**Available data**.

───

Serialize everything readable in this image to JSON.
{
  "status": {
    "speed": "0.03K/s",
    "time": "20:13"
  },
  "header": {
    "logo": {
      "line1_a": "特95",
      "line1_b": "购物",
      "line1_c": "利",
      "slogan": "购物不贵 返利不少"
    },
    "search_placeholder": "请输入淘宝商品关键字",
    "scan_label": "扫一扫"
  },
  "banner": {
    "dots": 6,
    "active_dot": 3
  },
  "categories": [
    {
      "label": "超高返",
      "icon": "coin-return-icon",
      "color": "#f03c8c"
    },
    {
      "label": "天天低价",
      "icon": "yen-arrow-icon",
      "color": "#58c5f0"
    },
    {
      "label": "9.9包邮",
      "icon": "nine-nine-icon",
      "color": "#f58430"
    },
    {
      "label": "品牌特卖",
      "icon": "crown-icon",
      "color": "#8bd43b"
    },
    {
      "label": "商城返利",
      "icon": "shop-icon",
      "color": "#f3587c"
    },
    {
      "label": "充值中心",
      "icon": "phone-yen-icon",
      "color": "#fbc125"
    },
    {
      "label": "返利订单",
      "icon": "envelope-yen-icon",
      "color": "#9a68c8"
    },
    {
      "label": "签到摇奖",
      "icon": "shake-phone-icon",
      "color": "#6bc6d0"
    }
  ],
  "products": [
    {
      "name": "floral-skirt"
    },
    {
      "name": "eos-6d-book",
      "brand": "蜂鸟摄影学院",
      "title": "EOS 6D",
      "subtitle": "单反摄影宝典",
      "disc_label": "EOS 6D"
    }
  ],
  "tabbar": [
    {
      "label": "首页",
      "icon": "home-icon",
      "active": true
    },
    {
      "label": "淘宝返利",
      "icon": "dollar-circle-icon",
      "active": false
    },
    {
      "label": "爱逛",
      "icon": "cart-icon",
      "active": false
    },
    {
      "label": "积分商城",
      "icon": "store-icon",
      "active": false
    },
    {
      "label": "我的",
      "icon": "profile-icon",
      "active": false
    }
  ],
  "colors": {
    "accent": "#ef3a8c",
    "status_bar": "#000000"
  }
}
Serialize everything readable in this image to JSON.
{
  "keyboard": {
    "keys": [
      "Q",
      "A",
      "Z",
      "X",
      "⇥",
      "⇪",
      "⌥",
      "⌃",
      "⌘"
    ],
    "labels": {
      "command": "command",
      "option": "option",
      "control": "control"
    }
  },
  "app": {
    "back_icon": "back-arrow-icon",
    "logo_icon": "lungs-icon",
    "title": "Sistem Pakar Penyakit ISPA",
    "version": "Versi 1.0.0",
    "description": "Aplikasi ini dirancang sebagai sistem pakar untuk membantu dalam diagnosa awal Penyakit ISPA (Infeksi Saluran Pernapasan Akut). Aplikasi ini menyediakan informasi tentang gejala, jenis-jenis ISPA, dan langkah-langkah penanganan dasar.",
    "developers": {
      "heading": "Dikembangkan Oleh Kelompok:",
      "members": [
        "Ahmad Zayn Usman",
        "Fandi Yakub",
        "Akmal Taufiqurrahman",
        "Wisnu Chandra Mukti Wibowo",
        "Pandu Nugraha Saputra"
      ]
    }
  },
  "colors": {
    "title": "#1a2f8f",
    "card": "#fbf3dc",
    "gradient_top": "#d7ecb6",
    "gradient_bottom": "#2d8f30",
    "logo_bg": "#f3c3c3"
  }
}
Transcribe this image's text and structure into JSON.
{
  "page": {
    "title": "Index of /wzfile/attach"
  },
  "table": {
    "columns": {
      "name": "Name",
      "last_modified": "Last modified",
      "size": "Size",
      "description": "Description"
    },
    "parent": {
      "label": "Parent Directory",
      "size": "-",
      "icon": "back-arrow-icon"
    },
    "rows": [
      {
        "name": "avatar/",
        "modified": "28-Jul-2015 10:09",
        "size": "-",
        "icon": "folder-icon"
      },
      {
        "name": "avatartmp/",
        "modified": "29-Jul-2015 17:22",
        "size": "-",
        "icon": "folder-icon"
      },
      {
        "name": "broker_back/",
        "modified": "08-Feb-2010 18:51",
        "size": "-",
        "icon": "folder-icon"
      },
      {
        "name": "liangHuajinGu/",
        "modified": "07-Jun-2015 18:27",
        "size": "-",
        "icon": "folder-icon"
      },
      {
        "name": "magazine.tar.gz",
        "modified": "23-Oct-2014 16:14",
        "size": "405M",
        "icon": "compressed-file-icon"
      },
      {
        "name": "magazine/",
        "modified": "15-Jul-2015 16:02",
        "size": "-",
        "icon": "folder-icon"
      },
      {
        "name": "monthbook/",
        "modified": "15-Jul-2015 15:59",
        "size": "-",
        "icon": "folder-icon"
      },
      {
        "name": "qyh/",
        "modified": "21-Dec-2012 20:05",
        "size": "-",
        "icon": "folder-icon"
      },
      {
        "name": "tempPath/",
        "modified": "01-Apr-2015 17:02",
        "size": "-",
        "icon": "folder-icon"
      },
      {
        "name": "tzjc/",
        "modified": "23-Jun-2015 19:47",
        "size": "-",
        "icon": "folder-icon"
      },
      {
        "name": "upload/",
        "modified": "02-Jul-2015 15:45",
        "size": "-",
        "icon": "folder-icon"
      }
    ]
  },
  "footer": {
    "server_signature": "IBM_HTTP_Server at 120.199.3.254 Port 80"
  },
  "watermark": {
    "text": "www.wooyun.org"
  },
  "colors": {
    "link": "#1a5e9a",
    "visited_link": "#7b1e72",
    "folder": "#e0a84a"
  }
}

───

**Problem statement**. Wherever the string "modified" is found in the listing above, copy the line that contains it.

**Output of the task**.
      "last_modified": "Last modified",
        "modified": "28-Jul-2015 10:09",
        "modified": "29-Jul-2015 17:22",
        "modified": "08-Feb-2010 18:51",
        "modified": "07-Jun-2015 18:27",
        "modified": "23-Oct-2014 16:14",
        "modified": "15-Jul-2015 16:02",
        "modified": "15-Jul-2015 15:59",
        "modified": "21-Dec-2012 20:05",
        "modified": "01-Apr-2015 17:02",
        "modified": "23-Jun-2015 19:47",
        "modified": "02-Jul-2015 15:45",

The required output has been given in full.